Alternatively, you can each collect images independently, then sit down and compare what you've chosen. This way your initial selections won't be swayed by the other person. As you review your selections together, your differences and similarities will immediately become apparent.
"I Don't Know What I Like"
Many people find it difficult to articulate what they want. Don't let that bother you. Those photos you've collected can convey that information for you. Look at the characteristics that pop up again and again: the style of furnishings, the color palettes, the patterns, the materials, the quantity of furniture in each room. Let those characteristics guide you.
Now that you've started to zero in on the look you want your interior to have, make a list of all your significant pieces and figure out which items should stay and which should go.
Designed to Appeal can help you not only figure out what should stay and what should go, but can help you source the right pieces to create the look you love. Contact us for an interior decorating consultation.
To read more on, How to Start a Decorating Project, click here.
Did You Know.....?
Ways to Get More Natural Light to Dark Rooms
"Buyers like light and bright! Though artificial light through overhead lighting and lamps can help, abundant natural light is what buyers treasure most.Here are some ways that you can increase the natural light in your home, whether you are selling or not."
- Donna M. Dazzo
Designed to Appeal
The amount of natural light in your rooms can really affect your mood. Those blessed rays, filled with sunlight and vitamin D make you feel positive.
It's natural that bright rooms make us feel happier, more alive and vibrant.
Getting more light into dark rooms is important; making the most of that natural light is vital. Did you know that you can double, even triple the amount of light in your room?
Often natural light is trapped by the door or window; use these decorating ideas to make the most of your light. Move it away from the edges and into the room.
Decorate Using a Mirror Effect
The entry and hallway above has used light painted walls, large windows and a large entry mirror to reflect and magnify every piece of available light.
Large wall mirrors are a perfect decorating touch; and there are so many styles to choose: antique mirror, beveled mirror, sunburst or Venetian mirrors. Wall sconces with mirrors magnify light, day or night.
Thick window treatments and curtains often absorb precious natural light. Removing heavy or dark curtains will instantly add light into your dark rooms. Light colors and light weight fabrics both help to preserve natural light.
If you need curtains for privacy, use sheer, light fabrics. Darker colored fabrics absorb light. If you prefer a flush, minimalist look, shutters could be the answer. They control the amount of natural light into your room and protect your privacy.
Using glass in your doors is a great way to get more natural light further into your home. You can use frosted or tinted glass for privacy.
Where possible, use glass doors to keep light flowing through hallways, entry or stairwell into rooms. In some cases, skylights are the only option that will really help but they are costly.
Paint Colors for Dark Rooms

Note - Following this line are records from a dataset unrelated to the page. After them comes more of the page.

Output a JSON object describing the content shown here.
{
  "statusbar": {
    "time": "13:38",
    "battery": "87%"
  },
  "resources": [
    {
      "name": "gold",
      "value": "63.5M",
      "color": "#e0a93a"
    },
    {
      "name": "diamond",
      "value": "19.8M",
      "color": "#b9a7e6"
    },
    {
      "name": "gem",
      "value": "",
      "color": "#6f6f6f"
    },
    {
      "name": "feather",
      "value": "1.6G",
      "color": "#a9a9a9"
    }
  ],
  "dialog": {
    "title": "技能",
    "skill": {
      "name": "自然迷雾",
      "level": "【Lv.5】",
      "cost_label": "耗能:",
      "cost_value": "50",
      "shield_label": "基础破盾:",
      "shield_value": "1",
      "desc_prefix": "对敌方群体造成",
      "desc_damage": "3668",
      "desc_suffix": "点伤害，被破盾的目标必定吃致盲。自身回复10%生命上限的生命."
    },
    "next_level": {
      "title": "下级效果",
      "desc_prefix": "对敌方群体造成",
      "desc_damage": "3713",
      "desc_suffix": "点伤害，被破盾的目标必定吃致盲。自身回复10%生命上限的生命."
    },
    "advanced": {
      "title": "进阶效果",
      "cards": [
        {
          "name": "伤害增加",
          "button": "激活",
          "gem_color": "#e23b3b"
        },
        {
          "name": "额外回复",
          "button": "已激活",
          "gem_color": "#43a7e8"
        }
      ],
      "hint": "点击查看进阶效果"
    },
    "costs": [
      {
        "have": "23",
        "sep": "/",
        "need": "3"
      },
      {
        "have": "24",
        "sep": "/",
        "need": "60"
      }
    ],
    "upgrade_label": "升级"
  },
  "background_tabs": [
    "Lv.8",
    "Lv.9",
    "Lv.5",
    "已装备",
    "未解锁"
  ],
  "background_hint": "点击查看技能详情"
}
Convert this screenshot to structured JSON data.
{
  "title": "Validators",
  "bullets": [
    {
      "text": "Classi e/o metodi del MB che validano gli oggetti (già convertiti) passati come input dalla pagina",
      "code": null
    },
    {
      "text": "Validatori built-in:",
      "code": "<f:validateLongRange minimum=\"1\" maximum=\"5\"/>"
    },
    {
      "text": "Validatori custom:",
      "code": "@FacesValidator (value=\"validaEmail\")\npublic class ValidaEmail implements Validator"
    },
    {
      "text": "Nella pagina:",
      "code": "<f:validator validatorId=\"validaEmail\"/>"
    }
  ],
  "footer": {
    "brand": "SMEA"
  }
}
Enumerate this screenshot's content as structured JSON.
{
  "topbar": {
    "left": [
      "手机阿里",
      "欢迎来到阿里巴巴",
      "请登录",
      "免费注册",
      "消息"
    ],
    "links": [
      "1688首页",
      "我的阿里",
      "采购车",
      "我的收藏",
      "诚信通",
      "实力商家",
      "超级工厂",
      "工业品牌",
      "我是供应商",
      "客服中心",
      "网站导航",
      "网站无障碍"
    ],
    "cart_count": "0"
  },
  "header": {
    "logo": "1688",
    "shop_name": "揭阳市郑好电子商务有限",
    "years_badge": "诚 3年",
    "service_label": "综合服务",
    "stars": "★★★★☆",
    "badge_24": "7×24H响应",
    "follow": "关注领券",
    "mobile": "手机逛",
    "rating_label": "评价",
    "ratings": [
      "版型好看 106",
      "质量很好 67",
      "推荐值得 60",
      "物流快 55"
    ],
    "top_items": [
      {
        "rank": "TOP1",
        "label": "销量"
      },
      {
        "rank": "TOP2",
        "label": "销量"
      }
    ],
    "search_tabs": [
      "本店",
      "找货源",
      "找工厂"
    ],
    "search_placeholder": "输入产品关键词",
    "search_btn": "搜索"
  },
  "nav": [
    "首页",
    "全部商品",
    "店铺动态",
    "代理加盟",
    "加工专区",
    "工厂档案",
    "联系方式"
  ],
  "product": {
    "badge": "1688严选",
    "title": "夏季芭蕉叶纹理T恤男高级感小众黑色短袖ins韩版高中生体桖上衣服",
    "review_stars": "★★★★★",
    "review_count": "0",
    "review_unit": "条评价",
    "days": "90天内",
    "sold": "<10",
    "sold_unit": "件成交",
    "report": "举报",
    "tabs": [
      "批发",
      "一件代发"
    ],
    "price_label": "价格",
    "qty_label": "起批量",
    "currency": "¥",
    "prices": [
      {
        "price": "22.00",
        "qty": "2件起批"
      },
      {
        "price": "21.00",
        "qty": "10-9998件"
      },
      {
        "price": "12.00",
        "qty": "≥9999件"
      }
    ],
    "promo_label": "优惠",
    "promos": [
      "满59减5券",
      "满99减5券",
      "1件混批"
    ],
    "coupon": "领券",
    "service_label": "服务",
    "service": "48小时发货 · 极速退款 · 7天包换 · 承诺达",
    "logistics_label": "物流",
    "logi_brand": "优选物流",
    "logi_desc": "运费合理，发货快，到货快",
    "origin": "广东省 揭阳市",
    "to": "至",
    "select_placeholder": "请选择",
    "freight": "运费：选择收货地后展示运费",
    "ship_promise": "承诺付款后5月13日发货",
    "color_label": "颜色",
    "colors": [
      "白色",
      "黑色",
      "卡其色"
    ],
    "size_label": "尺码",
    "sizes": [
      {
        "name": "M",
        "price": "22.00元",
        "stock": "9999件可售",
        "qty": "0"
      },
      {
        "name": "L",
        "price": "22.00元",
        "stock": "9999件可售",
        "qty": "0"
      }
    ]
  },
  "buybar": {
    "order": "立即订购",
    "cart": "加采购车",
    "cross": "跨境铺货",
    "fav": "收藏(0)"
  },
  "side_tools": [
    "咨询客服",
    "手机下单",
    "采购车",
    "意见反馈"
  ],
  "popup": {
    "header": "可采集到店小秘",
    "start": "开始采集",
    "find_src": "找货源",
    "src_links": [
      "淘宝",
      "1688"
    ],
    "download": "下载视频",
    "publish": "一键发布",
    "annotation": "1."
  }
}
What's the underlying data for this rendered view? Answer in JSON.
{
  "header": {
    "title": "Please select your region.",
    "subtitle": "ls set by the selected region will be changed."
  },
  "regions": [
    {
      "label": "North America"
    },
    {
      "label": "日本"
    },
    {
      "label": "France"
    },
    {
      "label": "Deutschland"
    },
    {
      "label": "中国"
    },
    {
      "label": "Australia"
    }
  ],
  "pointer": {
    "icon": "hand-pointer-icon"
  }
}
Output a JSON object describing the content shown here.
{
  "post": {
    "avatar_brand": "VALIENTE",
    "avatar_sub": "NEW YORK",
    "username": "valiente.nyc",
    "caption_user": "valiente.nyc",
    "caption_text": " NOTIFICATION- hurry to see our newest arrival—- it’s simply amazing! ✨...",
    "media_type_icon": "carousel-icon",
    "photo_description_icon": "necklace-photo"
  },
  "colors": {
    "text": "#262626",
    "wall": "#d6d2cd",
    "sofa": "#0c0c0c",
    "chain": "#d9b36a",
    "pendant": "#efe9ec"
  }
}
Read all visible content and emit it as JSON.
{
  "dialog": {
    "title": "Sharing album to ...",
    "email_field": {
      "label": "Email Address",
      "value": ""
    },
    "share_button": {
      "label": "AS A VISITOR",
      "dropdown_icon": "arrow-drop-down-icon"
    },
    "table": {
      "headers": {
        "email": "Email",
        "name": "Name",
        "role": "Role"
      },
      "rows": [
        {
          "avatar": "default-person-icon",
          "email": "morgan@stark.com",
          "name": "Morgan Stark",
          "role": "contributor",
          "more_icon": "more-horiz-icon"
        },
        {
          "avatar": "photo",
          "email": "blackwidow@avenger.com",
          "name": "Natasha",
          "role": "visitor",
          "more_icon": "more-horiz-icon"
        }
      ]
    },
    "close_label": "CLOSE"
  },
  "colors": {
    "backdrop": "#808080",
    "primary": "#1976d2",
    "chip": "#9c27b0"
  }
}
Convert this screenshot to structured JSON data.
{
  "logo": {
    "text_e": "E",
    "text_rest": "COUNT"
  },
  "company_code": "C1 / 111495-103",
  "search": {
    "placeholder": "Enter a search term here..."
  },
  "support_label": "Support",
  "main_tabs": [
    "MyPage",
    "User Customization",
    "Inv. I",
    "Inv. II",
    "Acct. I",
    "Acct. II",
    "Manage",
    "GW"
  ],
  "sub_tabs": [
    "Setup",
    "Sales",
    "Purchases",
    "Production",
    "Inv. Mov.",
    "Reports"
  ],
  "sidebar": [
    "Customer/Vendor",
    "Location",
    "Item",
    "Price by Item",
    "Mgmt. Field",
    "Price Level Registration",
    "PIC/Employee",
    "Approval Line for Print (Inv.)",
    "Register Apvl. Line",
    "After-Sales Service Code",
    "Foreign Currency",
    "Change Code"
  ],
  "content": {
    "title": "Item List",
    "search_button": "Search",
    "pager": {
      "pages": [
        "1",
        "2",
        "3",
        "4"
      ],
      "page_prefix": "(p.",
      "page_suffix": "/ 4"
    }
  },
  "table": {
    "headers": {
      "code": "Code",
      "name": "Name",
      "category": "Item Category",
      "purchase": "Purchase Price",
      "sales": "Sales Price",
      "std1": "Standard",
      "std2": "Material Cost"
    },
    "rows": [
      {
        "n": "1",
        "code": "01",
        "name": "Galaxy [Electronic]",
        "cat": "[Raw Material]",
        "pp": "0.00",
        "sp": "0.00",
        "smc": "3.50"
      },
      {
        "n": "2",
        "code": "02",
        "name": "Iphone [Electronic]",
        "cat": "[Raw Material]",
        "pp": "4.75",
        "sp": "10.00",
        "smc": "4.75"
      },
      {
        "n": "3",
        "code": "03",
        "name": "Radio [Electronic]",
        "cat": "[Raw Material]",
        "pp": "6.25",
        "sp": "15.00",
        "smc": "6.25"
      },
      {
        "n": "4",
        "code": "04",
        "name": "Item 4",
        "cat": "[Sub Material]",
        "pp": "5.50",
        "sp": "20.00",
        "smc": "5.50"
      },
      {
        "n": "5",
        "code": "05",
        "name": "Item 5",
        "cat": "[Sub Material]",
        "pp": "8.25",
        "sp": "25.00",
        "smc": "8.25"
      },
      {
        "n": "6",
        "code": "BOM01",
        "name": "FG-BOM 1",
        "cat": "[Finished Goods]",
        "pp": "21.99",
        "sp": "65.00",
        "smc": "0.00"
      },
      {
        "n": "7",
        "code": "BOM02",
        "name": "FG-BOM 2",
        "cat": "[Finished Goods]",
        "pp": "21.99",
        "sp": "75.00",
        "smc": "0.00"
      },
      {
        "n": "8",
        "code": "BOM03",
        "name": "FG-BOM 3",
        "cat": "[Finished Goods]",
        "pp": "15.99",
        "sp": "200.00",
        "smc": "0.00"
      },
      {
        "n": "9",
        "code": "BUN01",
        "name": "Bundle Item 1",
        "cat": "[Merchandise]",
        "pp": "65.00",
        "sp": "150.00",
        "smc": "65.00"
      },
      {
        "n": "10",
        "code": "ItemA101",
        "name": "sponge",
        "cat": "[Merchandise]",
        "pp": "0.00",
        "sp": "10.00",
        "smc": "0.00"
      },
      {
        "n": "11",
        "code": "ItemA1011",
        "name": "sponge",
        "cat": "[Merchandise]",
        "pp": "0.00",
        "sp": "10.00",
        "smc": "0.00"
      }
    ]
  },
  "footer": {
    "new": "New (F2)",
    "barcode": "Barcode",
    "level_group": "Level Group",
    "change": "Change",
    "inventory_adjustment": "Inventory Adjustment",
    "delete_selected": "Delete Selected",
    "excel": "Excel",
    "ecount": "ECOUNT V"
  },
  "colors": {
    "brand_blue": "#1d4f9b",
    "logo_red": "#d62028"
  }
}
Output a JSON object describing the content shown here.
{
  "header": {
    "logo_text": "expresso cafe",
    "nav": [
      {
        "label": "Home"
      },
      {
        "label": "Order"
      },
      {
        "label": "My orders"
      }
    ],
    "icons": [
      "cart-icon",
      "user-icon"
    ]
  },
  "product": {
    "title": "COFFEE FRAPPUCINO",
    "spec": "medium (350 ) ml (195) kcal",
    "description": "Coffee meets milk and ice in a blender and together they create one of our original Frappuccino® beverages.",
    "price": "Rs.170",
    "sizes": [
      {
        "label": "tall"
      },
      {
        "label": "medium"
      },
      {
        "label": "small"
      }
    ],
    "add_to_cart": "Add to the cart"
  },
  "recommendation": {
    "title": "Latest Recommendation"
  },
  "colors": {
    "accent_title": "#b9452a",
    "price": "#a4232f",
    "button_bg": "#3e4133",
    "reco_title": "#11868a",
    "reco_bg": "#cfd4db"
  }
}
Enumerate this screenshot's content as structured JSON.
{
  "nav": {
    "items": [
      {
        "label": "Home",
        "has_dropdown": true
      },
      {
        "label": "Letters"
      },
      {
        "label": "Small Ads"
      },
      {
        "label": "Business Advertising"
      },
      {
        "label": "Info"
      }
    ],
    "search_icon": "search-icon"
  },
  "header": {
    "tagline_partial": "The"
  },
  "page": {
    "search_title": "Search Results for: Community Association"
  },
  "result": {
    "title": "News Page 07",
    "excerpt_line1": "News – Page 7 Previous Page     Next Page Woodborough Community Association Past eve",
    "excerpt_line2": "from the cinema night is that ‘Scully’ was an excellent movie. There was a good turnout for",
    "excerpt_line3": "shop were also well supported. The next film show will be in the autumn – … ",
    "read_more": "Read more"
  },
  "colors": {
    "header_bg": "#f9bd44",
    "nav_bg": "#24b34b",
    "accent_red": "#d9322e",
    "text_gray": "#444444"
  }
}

Paint ideas for dark rooms include neutral colors; like mushroom, gray
and white walls to improve light in dark rooms.
Lighter paint colors will make your room feel lighter. Even so, many colors, no matter how light, absorb light. Select a light color that reflects, not absorbs, light.
To read more on Ways to Get More Natural Light to Dark Rooms, click
Market Overview: The East End
The following is a comparison of Fourth Quarter 2019 vs. Fourth Quarter 2018, according to Town and Country Real Estate's Quarterly report for The Hamptons and North Fork.
to read the full reports.
For More Info
During the Month...
Open House, and
Open House, and
Home Staging Savings Calculator developed by the Real Estate Staging Association (RESA)
Click on the calculator above, which will launch in a new window.
For more detailed instructions, click here.